Decision Model Theory
The Six Steps in Decision Theory * Clearly define the problem at hand. * List the possible alternatives. * Identify the possible outcomes or states of nature. * List the payoff or profit of each combination of alternatives and outcomes. * Select one of the mathematical decision theory models. * Apply the model and make your decision.
Here we use the Thompson Lumber Company case as an example to illustrate these decision theory steps. John Thompson is the founder and president of Thompson Lumber Company, a profitable firm located in Portland, Oregon.
The problem that John Thompson identifies is whether to expand his product line by manufacturing and marketing a new product, backyard storage sheds.
Step 2 * The second step is to list the alternative. * Thompson’s second step is to generate alternatives that are available to him .In decision theory the alternative is a course of action or strategy that the decision maker can choose .According to him his alternatives are to construct: 1 • a large new plant to manufacture the storage sheds 2 • a small plant, or 3 • no plant at all
* So, the decision makers should try to make all possible alternatives ,on some occasion even the least important alternative might turn out to be the best choice.

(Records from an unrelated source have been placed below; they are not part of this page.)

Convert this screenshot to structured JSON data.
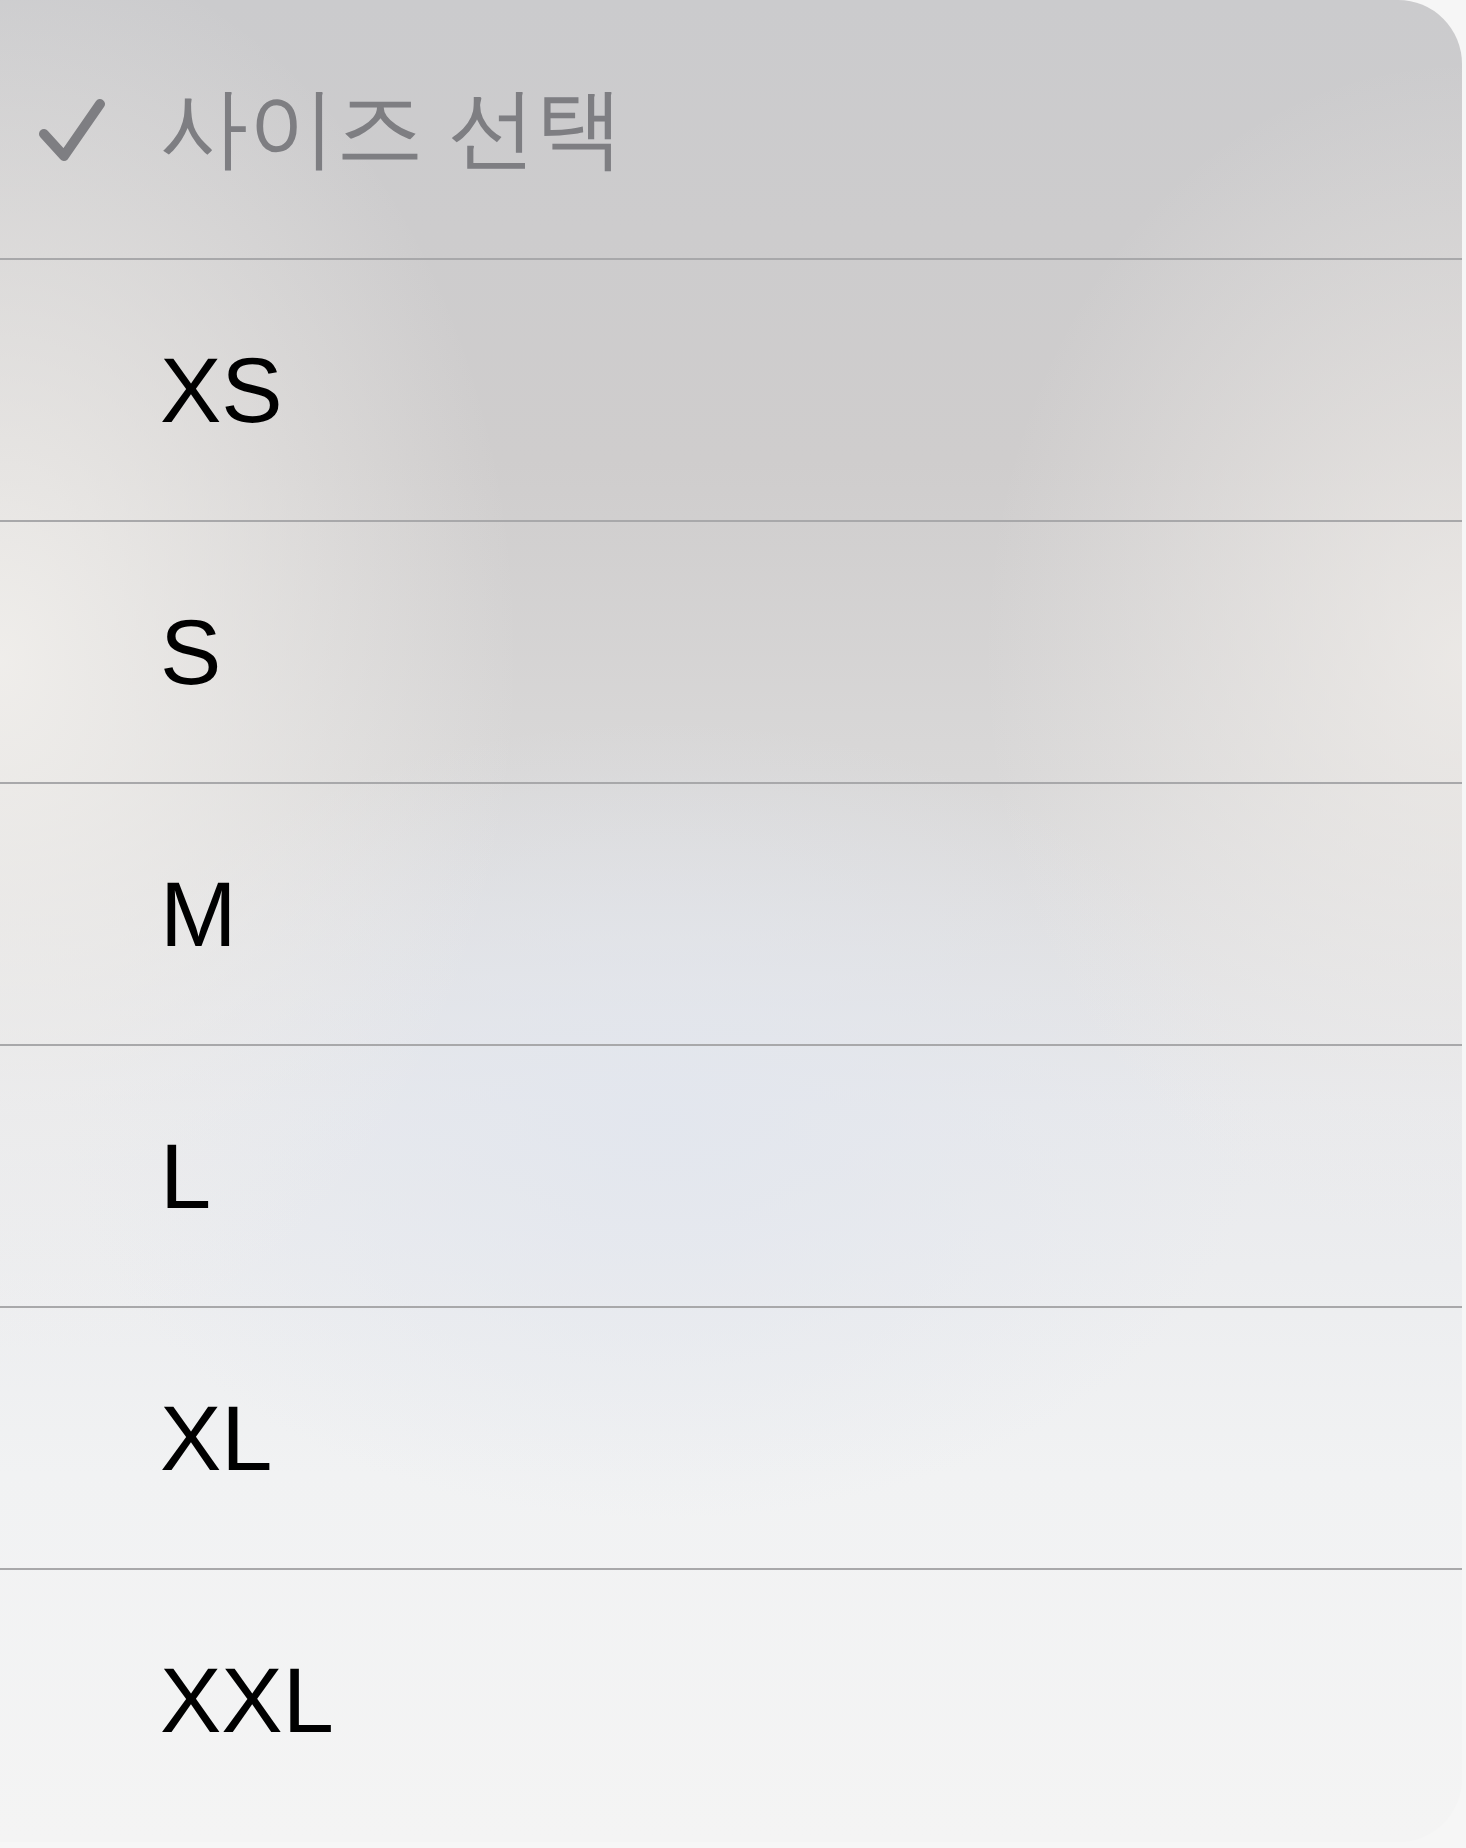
{
  "menu": {
    "options": [
      {
        "label": "사이즈 선택",
        "selected": true,
        "disabled": true
      },
      {
        "label": "XS",
        "selected": false,
        "disabled": false
      },
      {
        "label": "S",
        "selected": false,
        "disabled": false
      },
      {
        "label": "M",
        "selected": false,
        "disabled": false
      },
      {
        "label": "L",
        "selected": false,
        "disabled": false
      },
      {
        "label": "XL",
        "selected": false,
        "disabled": false
      },
      {
        "label": "XXL",
        "selected": false,
        "disabled": false
      }
    ]
  }
}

Step 3 * Third step is to identify possible outcomes. * The criteria for action are established at this time. According to Thompson there are two possible outcomes: the market for the storage sheds could be favorable means there is a high demand of the product or it could be unfavorable means that there is low demand of the product. * Optimistic decision makers tend to ignore bad outcomes; where as pessimistic managers may discount a favorable outcome. If you don’t consider all possibilities, it will be difficult to make a logical decision, and the result may be undesirable. * There may be some outcomes over